The Supreme Court (“Corte di Cassazione”), by decision No. 2872 of 13 February 2015, confirmed the recent and prevailing case-law, according to which “claims made” clause in insurance contracts covering the risk for third party liability is valid and effective.

Before going deeper into the merits of what affirmed within the said decision, it is necessary, for the sack of completeness, to highlight that the clause in point has to be compared with the “loss occurrence” clause. On the other hand, “claims made” policies provide coverage for those claims that are first "made" by a third party against the insured during the policy period, whereas “loss occurrence” policies provide coverage for an act or omission of the insured during the policy period, from which insured’s liability to pay compensation arises.

The Supreme Court affirmed the followings:

to this regard it must be reaffirmed the principle that claims made clause in an insurance policy covering the third party liability (by virtue of which the insurer is obliged to indemnify the insured of the prejudice consequence of unlawful act committed by the insured before the policy inception, if the third party made a claim during the insurance period) is valid and effective, case by case, under an assessment on the merits whether such clause is a restrictive clause under Art. 1341 of the Civil Code”.

Moreover, this opinion is shared by the legal literature, according to which, where in the insurance of goods, the scope of the contract – i.e. the risk – is represented by the material goods and the insurer’s obligation consists accordingly in indemnifying the insured of the good loss or damage, in TPL insurance, the scope of the contract is to protect the insured personal assets.

In the recent decision of the Supreme Court, the judges went into the merits of the matter and correctly made it clear (sharing the above mentioned principle) that “claims made” clause cannot, however, be considered as a restrictive clause in abstract, since it does not lay down limitations of liability in favour of the insurer, but defines the scope of the coverage, establishing which claims can be indemnified. By this reasoning, the Supreme Court adhered to the constant legal cases on this matter, which as seen, consider valid the “claims made” clause.

With regard to the profile of voidness that the Supreme Court did not cover, the decision by the Court of Appeal of Rome, No. 312 of 18 January 2012 has to be recalled. It affirms that “if, in particular, the clause was void, that would overwhelm the insurance contract as a whole, with the further consequence that the insured could, at the most, claim the premium back as undue, but he would not be indemnified. Should the “claims made” clause be found void, the insurance agreement could not survive pursuant to Art. 1419 of the Civil Code, since it could not be affirmed that the insurer would have underwrite the risk in any case against the same premium, in the absence of a “claims made” clause and the policy was a “loss occurrence” one. The reason is that the premium in proportion to the “claims made” clause, which circumscribes the insurer’s obligation within a specific period of time, would not be proportionated any more in case of a “loss occurrence” clause, which determines an obligation for a wider and uncontrollable period of time, potentially extended to the time-bar for the third party claim”.

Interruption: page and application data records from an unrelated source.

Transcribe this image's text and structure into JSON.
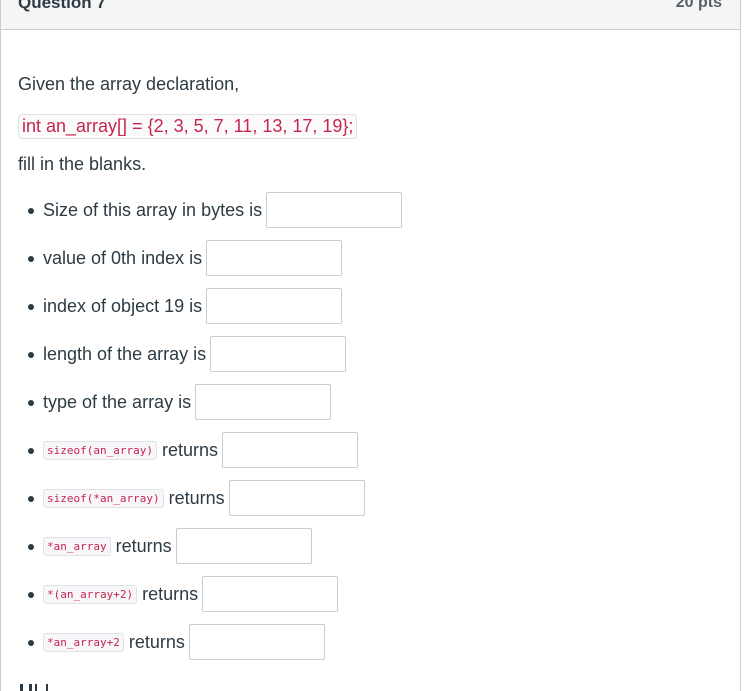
{
  "header": {
    "title": "Question 7",
    "points": "20 pts"
  },
  "question": {
    "intro": "Given the array declaration,",
    "declaration": "int an_array[] = {2, 3, 5, 7, 11, 13, 17, 19};",
    "instruction": "fill in the blanks."
  },
  "items": [
    {
      "code": "",
      "label": "Size of this array in bytes is",
      "value": ""
    },
    {
      "code": "",
      "label": "value of 0th index is",
      "value": ""
    },
    {
      "code": "",
      "label": "index of object 19 is",
      "value": ""
    },
    {
      "code": "",
      "label": "length of the array is",
      "value": ""
    },
    {
      "code": "",
      "label": "type of the array is",
      "value": ""
    },
    {
      "code": "sizeof(an_array)",
      "label": "returns",
      "value": ""
    },
    {
      "code": "sizeof(*an_array)",
      "label": "returns",
      "value": ""
    },
    {
      "code": "*an_array",
      "label": "returns",
      "value": ""
    },
    {
      "code": "*(an_array+2)",
      "label": "returns",
      "value": ""
    },
    {
      "code": "*an_array+2",
      "label": "returns",
      "value": ""
    }
  ]
}
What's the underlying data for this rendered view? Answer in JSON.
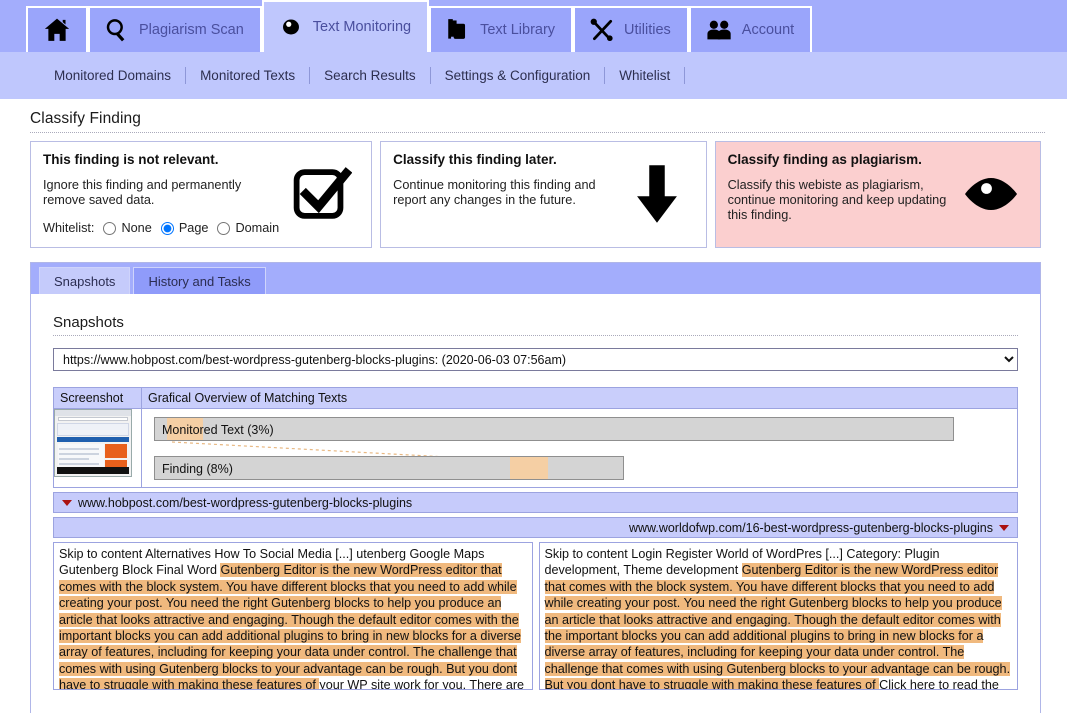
{
  "nav": {
    "tabs": [
      {
        "label": "",
        "icon": "home-icon",
        "name": "home",
        "active": false
      },
      {
        "label": "Plagiarism Scan",
        "icon": "magnifier-icon",
        "name": "plagiarism-scan",
        "active": false
      },
      {
        "label": "Text Monitoring",
        "icon": "eye-icon",
        "name": "text-monitoring",
        "active": true
      },
      {
        "label": "Text Library",
        "icon": "books-icon",
        "name": "text-library",
        "active": false
      },
      {
        "label": "Utilities",
        "icon": "tools-icon",
        "name": "utilities",
        "active": false
      },
      {
        "label": "Account",
        "icon": "people-icon",
        "name": "account",
        "active": false
      }
    ]
  },
  "subnav": {
    "items": [
      "Monitored Domains",
      "Monitored Texts",
      "Search Results",
      "Settings & Configuration",
      "Whitelist"
    ]
  },
  "classify": {
    "title": "Classify Finding",
    "panels": [
      {
        "heading": "This finding is not relevant.",
        "description": "Ignore this finding and permanently remove saved data.",
        "icon": "checkbox-checked-icon",
        "whitelist_label": "Whitelist:",
        "options": [
          "None",
          "Page",
          "Domain"
        ],
        "selected": "Page"
      },
      {
        "heading": "Classify this finding later.",
        "description": "Continue monitoring this finding and report any changes in the future.",
        "icon": "down-arrow-icon"
      },
      {
        "heading": "Classify finding as plagiarism.",
        "description": "Classify this webiste as plagiarism, continue monitoring and keep updating this finding.",
        "icon": "eye-icon"
      }
    ]
  },
  "tabs": {
    "items": [
      "Snapshots",
      "History and Tasks"
    ],
    "active": "Snapshots"
  },
  "snapshots": {
    "title": "Snapshots",
    "selected": "https://www.hobpost.com/best-wordpress-gutenberg-blocks-plugins: (2020-06-03 07:56am)",
    "options": [
      "https://www.hobpost.com/best-wordpress-gutenberg-blocks-plugins: (2020-06-03 07:56am)"
    ],
    "table": {
      "headers": [
        "Screenshot",
        "Grafical Overview of Matching Texts"
      ]
    },
    "chart_data": {
      "type": "bar",
      "title": "Grafical Overview of Matching Texts",
      "categories": [
        "Monitored Text (3%)",
        "Finding (8%)"
      ],
      "values": [
        3,
        8
      ],
      "bars": [
        {
          "label": "Monitored Text (3%)",
          "percent": 3,
          "bar_width_pct": 100,
          "match_start_pct": 1.5,
          "match_width_pct": 4.5
        },
        {
          "label": "Finding (8%)",
          "percent": 8,
          "bar_width_pct": 56,
          "match_start_pct": 76,
          "match_width_pct": 8
        }
      ],
      "connector": "match-link-line",
      "ylabel": "",
      "xlabel": ""
    },
    "urls": {
      "left": "www.hobpost.com/best-wordpress-gutenberg-blocks-plugins",
      "right": "www.worldofwp.com/16-best-wordpress-gutenberg-blocks-plugins"
    },
    "texts": {
      "left_prefix": "Skip to content Alternatives How To Social Media [...] utenberg Google Maps Gutenberg Block Final Word ",
      "left_highlight": "Gutenberg Editor is the new WordPress editor that comes with the block system. You have different blocks that you need to add while creating your post. You need the right Gutenberg blocks to help you produce an article that looks attractive and engaging. Though the default editor comes with the important blocks you can add additional plugins to bring in new blocks for a diverse array of features, including for keeping your data under control. The challenge that comes with using Gutenberg blocks to your advantage can be rough. But you dont have to struggle with making these features of ",
      "left_suffix": "your WP site work for you. There are",
      "right_prefix": "Skip to content Login Register World of WordPres [...] Category: Plugin development, Theme development ",
      "right_highlight": "Gutenberg Editor is the new WordPress editor that comes with the block system. You have different blocks that you need to add while creating your post. You need the right Gutenberg blocks to help you produce an article that looks attractive and engaging. Though the default editor comes with the important blocks you can add additional plugins to bring in new blocks for a diverse array of features, including for keeping your data under control. The challenge that comes with using Gutenberg blocks to your advantage can be rough. But you dont have to struggle with making these features of ",
      "right_suffix": "Click here to read the full article in a"
    }
  },
  "colors": {
    "topbar": "#a3adfc",
    "subnav": "#bfc7fd",
    "plagiarism_panel": "#fbcfcf",
    "highlight": "#f0b97e",
    "bar_fill": "#d4d4d4",
    "bar_match": "#f5cfa4"
  }
}
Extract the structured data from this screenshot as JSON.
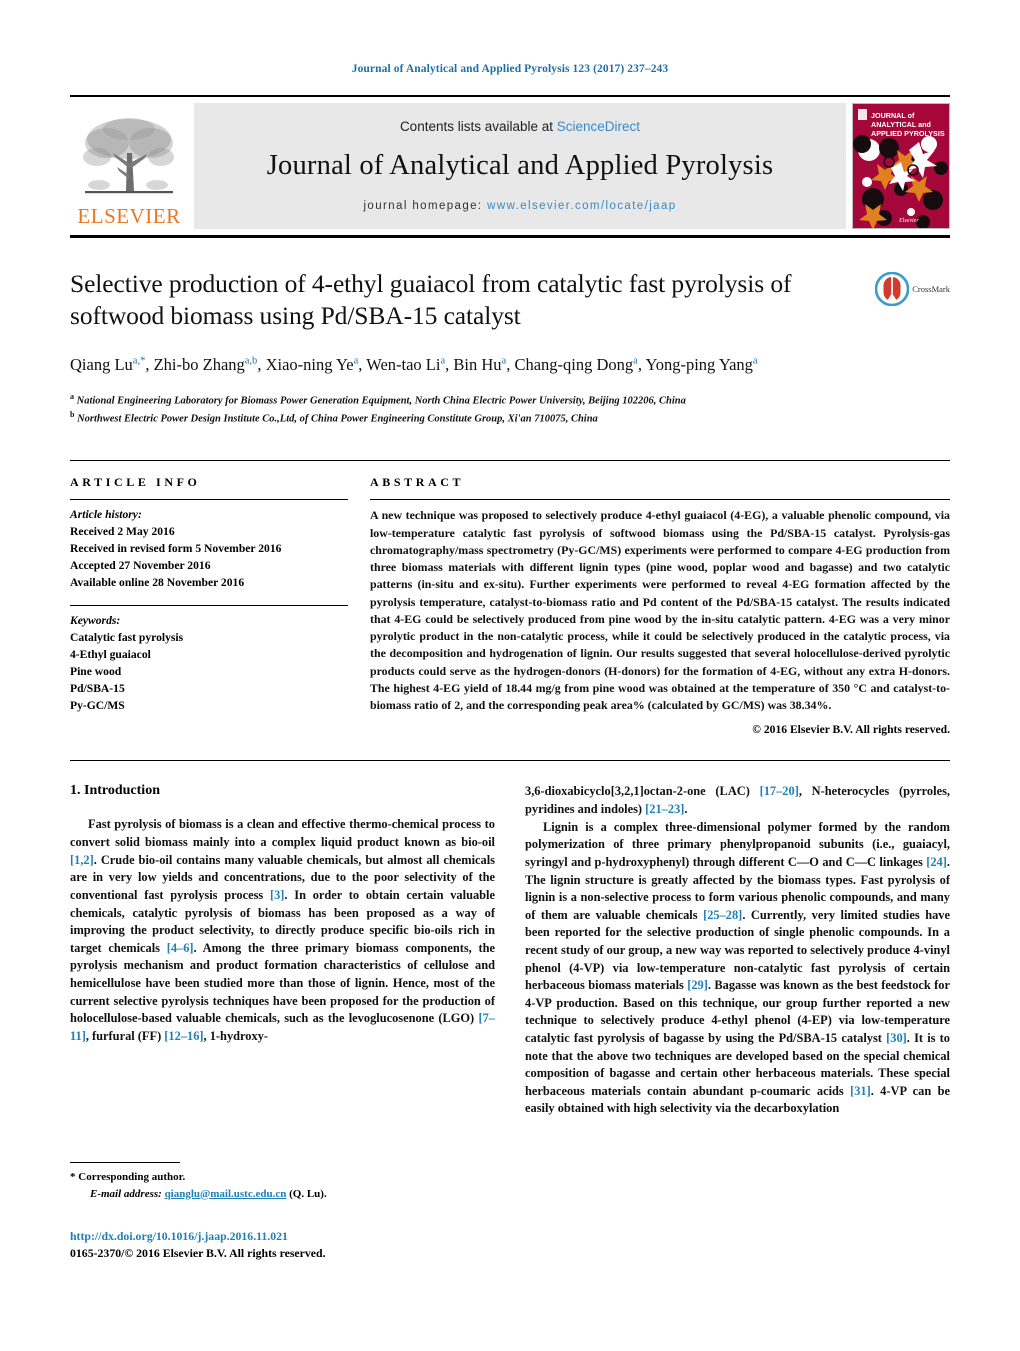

What above is restated by the legal literature, which underlines that in the two kind of insurance (“loss occurrence” and “claims made”), the area of risk (linked to the premium) is different. Therefore, the voidness (or inefficacy) of the “claims made” clause that brings the agreement to the “loss occurrence” scheme, would determine an alteration of the reciprocity of the contract obligations1 , being clear that the parties (in particular, the insurer) would not have concluded the agreement in the absence of the “claims made” clause.